Find the word "memory" in the data, then copy each line where it is found.

Supplied information:
[Start of section]

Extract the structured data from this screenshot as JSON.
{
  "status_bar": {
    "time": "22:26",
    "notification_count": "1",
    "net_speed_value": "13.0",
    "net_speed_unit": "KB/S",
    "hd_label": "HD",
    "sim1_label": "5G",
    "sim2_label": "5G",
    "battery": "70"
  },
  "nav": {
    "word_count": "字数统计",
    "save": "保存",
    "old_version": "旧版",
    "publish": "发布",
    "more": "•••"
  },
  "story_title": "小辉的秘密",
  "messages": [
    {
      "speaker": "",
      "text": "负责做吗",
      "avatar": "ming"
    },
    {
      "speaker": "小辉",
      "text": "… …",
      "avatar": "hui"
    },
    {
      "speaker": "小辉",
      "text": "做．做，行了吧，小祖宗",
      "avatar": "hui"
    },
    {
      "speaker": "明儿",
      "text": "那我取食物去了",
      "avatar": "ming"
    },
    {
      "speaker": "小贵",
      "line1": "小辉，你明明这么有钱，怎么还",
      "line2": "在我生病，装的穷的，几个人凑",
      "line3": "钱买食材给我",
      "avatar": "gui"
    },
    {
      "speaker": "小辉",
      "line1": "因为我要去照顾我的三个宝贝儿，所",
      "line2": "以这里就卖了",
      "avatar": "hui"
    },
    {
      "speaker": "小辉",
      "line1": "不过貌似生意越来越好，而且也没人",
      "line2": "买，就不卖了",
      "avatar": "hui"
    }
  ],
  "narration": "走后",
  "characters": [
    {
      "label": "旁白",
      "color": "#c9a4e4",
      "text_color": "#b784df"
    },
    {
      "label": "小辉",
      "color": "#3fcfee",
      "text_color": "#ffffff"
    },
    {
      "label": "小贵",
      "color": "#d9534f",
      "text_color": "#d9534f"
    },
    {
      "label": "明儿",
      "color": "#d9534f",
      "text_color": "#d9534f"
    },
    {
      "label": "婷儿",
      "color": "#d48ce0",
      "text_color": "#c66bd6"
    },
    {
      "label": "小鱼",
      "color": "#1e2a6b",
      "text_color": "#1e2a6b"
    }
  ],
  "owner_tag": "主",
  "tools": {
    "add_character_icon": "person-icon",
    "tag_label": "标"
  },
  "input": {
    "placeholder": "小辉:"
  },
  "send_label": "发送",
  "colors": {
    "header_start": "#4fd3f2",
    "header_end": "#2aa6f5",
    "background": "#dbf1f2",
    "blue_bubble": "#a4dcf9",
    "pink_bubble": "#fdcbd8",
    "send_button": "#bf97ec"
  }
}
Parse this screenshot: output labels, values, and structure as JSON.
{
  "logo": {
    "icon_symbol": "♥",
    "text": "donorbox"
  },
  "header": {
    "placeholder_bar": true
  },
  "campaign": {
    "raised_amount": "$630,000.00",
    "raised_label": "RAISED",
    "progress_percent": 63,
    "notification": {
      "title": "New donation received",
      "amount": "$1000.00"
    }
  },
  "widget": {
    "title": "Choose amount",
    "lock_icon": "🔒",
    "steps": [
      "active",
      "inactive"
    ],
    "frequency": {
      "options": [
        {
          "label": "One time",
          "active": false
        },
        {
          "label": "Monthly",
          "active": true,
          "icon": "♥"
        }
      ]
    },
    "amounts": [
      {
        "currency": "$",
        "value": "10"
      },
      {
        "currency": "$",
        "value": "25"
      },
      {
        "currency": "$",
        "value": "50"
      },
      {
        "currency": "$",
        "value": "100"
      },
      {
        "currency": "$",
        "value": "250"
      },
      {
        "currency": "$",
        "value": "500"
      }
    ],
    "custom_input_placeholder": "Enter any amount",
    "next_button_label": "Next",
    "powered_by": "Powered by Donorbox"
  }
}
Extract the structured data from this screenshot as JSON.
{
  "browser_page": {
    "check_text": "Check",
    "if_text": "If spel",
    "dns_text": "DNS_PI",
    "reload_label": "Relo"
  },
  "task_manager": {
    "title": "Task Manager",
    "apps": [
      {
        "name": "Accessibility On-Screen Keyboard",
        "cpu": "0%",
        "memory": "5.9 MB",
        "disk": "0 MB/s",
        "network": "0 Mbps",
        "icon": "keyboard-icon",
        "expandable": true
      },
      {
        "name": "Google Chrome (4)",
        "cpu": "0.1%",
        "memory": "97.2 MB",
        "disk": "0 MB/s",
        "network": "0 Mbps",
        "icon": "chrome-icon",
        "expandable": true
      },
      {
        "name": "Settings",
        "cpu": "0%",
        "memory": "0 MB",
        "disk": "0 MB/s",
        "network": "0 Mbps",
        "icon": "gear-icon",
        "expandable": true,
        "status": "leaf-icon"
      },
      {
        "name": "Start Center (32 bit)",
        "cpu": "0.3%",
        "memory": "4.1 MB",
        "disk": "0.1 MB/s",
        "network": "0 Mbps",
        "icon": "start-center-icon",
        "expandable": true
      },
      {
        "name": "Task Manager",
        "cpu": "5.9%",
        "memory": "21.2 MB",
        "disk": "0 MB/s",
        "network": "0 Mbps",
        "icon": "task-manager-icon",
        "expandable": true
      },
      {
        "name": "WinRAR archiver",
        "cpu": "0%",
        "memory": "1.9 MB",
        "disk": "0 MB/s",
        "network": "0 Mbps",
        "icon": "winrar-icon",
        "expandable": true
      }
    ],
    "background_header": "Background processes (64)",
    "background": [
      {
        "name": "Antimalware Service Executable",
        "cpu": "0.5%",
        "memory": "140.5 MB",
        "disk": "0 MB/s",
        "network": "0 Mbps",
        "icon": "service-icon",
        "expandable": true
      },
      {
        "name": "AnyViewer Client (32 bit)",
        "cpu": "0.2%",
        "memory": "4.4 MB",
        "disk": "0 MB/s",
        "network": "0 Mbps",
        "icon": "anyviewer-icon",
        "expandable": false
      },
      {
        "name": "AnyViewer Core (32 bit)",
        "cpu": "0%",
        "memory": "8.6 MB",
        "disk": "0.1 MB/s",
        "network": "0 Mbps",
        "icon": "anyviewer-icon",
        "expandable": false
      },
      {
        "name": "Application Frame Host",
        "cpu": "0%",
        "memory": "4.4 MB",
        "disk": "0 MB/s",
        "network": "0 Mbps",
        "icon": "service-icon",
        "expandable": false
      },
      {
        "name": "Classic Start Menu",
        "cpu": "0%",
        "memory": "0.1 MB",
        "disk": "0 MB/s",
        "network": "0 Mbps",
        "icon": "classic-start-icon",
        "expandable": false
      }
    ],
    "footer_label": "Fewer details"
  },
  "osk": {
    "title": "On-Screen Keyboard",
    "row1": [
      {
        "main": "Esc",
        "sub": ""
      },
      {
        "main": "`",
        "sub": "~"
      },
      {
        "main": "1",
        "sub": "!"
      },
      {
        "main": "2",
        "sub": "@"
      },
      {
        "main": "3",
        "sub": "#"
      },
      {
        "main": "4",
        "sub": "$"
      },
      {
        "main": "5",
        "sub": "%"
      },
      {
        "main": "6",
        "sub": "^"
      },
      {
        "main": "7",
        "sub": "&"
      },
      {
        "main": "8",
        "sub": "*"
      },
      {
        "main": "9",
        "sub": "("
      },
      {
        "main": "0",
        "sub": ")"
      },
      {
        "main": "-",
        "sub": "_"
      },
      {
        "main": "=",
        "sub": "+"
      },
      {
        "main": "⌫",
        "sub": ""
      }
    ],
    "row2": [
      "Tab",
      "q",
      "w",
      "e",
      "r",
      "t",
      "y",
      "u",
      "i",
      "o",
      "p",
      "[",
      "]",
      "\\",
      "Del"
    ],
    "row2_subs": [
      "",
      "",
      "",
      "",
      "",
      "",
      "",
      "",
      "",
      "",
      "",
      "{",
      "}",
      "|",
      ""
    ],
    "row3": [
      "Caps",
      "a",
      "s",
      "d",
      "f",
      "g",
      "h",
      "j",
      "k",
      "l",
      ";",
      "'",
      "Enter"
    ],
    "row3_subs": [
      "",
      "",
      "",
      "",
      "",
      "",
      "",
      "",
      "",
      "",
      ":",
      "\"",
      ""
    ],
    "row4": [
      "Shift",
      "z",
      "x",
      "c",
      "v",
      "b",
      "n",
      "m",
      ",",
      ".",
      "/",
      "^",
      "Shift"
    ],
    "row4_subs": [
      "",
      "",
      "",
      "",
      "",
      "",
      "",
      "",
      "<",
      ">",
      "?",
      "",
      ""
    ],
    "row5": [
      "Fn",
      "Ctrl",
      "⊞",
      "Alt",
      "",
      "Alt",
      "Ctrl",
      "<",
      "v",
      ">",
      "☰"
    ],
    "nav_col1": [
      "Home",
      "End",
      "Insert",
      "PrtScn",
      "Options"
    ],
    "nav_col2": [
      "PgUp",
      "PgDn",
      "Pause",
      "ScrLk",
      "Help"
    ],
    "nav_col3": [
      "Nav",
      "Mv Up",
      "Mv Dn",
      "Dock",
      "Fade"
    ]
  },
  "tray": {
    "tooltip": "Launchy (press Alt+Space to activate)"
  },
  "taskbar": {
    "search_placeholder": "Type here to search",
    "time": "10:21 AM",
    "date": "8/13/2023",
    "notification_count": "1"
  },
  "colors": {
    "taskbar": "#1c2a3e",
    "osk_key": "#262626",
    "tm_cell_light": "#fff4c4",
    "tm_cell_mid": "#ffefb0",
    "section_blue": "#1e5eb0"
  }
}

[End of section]

Solution:
        "memory": "5.9 MB",
        "memory": "97.2 MB",
        "memory": "0 MB",
        "memory": "4.1 MB",
        "memory": "21.2 MB",
        "memory": "1.9 MB",
        "memory": "140.5 MB",
        "memory": "4.4 MB",
        "memory": "8.6 MB",
        "memory": "4.4 MB",
        "memory": "0.1 MB",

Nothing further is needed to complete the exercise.